Nihar was stoned. She did not cry, did not utter a word. She confined herself within her room. Few days later when her neighbours admitted her at a government hospital, she was unconscious in high fever. A young lady doctor there connected her to an NGO. She started working there. Life gave her another purpose to live. She still works there.

Niharkana ended her story.

I was sorting myself to ask her question. She stopped me. With a low but firm voice, she said, “We did not celebrate Women’s Day in our times. Now it’s a craze. You are doing it as it is your job. Once my story is published I will get loads of sympathy. Some club or political party might want to congratulate me for publicity. But I don’t want any of these. Till date I have held my head high and will continue to do so. I do not think I have done anything wrong.
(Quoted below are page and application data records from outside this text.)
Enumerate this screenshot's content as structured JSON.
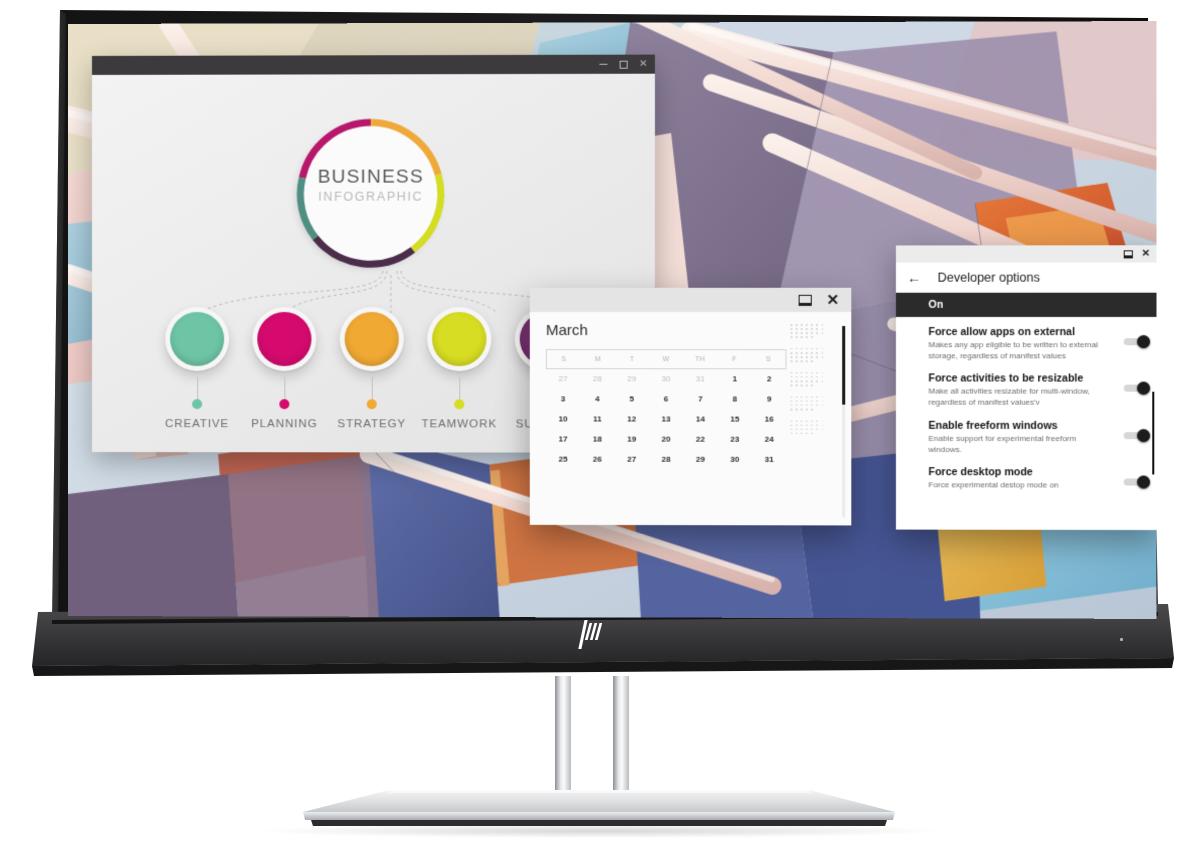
{
  "product": {
    "brand_logo": "hp-logo",
    "monitor_type": "desktop-monitor"
  },
  "desktop": {
    "wallpaper_name": "abstract-architecture-wallpaper"
  },
  "infographic_window": {
    "titlebar": {
      "minimize_label": "minimize-icon",
      "maximize_label": "maximize-icon",
      "close_label": "close-icon"
    },
    "center": {
      "title": "BUSINESS",
      "subtitle": "INFOGRAPHIC"
    },
    "ring_colors": [
      "#b8186b",
      "#efa93a",
      "#d4dc23",
      "#4b2c49",
      "#4f8f82"
    ],
    "nodes": [
      {
        "label": "CREATIVE",
        "color": "#6ec5a6"
      },
      {
        "label": "PLANNING",
        "color": "#d60a6e"
      },
      {
        "label": "STRATEGY",
        "color": "#f0a933"
      },
      {
        "label": "TEAMWORK",
        "color": "#d7dd22"
      },
      {
        "label": "SUCCESS",
        "color": "#7c3173"
      }
    ]
  },
  "calendar_window": {
    "titlebar": {
      "restore_label": "restore-window-icon",
      "close_label": "close-icon"
    },
    "month": "March",
    "weekdays": [
      "S",
      "M",
      "T",
      "W",
      "TH",
      "F",
      "S"
    ],
    "weeks": [
      [
        {
          "d": "27",
          "muted": true
        },
        {
          "d": "28",
          "muted": true
        },
        {
          "d": "29",
          "muted": true
        },
        {
          "d": "30",
          "muted": true
        },
        {
          "d": "31",
          "muted": true
        },
        {
          "d": "1",
          "muted": false
        },
        {
          "d": "2",
          "muted": false
        }
      ],
      [
        {
          "d": "3",
          "muted": false
        },
        {
          "d": "4",
          "muted": false
        },
        {
          "d": "5",
          "muted": false
        },
        {
          "d": "6",
          "muted": false
        },
        {
          "d": "7",
          "muted": false
        },
        {
          "d": "8",
          "muted": false
        },
        {
          "d": "9",
          "muted": false
        }
      ],
      [
        {
          "d": "10",
          "muted": false
        },
        {
          "d": "11",
          "muted": false
        },
        {
          "d": "12",
          "muted": false
        },
        {
          "d": "13",
          "muted": false
        },
        {
          "d": "14",
          "muted": false
        },
        {
          "d": "15",
          "muted": false
        },
        {
          "d": "16",
          "muted": false
        }
      ],
      [
        {
          "d": "17",
          "muted": false
        },
        {
          "d": "18",
          "muted": false
        },
        {
          "d": "19",
          "muted": false
        },
        {
          "d": "20",
          "muted": false
        },
        {
          "d": "22",
          "muted": false
        },
        {
          "d": "23",
          "muted": false
        },
        {
          "d": "24",
          "muted": false
        }
      ],
      [
        {
          "d": "25",
          "muted": false
        },
        {
          "d": "26",
          "muted": false
        },
        {
          "d": "27",
          "muted": false
        },
        {
          "d": "28",
          "muted": false
        },
        {
          "d": "29",
          "muted": false
        },
        {
          "d": "30",
          "muted": false
        },
        {
          "d": "31",
          "muted": false
        }
      ]
    ]
  },
  "developer_options_window": {
    "titlebar": {
      "restore_label": "restore-window-icon",
      "close_label": "close-icon"
    },
    "back_label": "back-arrow-icon",
    "title": "Developer options",
    "master_state": "On",
    "items": [
      {
        "title": "Force allow apps on external",
        "description": "Makes any app eligible to be written to external storage, regardless of manifest values",
        "enabled": true
      },
      {
        "title": "Force activities to be resizable",
        "description": "Make all activities resizable for multi-window, regardless of manifest values'v",
        "enabled": true
      },
      {
        "title": "Enable freeform windows",
        "description": "Enable support for experimental freeform windows.",
        "enabled": true
      },
      {
        "title": "Force desktop mode",
        "description": "Force experimental destop mode on",
        "enabled": true
      }
    ]
  }
}
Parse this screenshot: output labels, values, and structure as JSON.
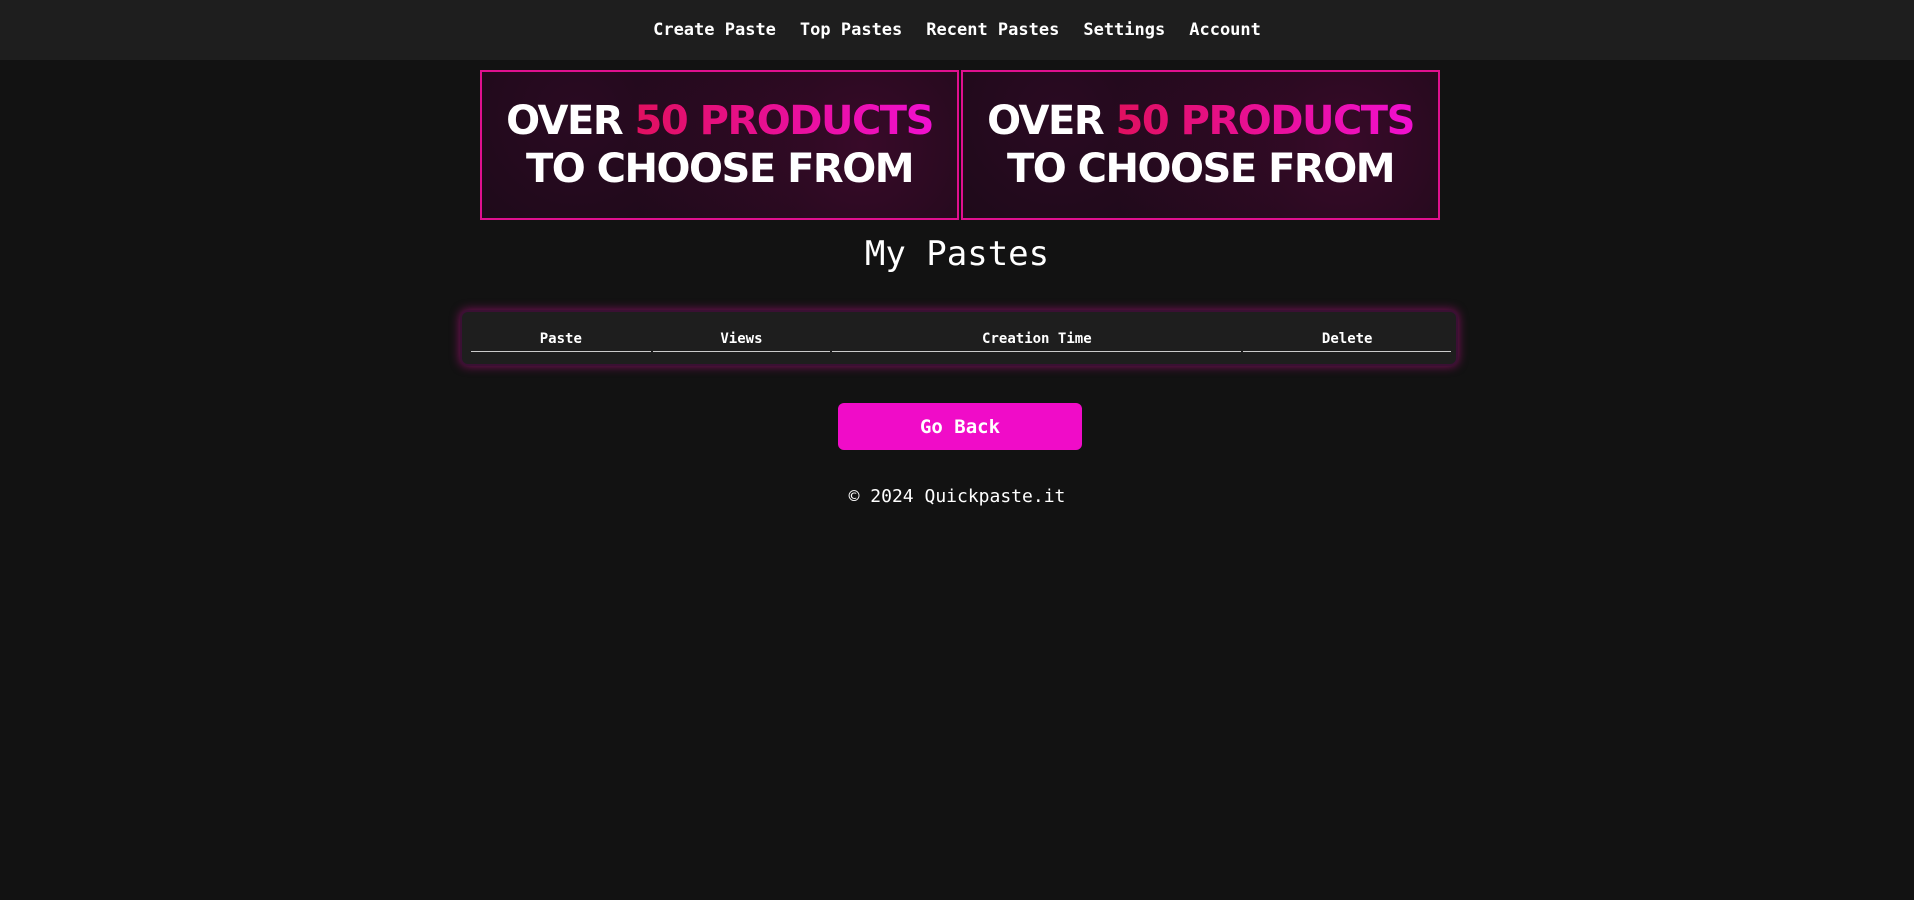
{
  "nav": {
    "items": [
      {
        "label": "Create Paste"
      },
      {
        "label": "Top Pastes"
      },
      {
        "label": "Recent Pastes"
      },
      {
        "label": "Settings"
      },
      {
        "label": "Account"
      }
    ]
  },
  "ads": [
    {
      "line1_plain": "OVER ",
      "line1_accent": "50 PRODUCTS",
      "line2": "TO CHOOSE FROM"
    },
    {
      "line1_plain": "OVER ",
      "line1_accent": "50 PRODUCTS",
      "line2": "TO CHOOSE FROM"
    }
  ],
  "main": {
    "title": "My Pastes",
    "table": {
      "headers": [
        "Paste",
        "Views",
        "Creation Time",
        "Delete"
      ],
      "rows": []
    },
    "go_back_label": "Go Back"
  },
  "footer": {
    "text": "© 2024 Quickpaste.it"
  },
  "colors": {
    "accent": "#f00cc8",
    "background": "#121212",
    "nav_background": "#1e1e1e",
    "ad_border": "#e0108f"
  }
}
When the society will treat me like a normal human being, without discussing my past, when ladies will not gossip about me, gents will not try figuring out how I looked in my youth, I think that will be women’s day. I am not learned like you. But to me, women liberation is to accept her how she is, till she harms anybody.”

I returned to my office with the thought — are we mature enough to celebrate women’s day? The answer is yet to be found.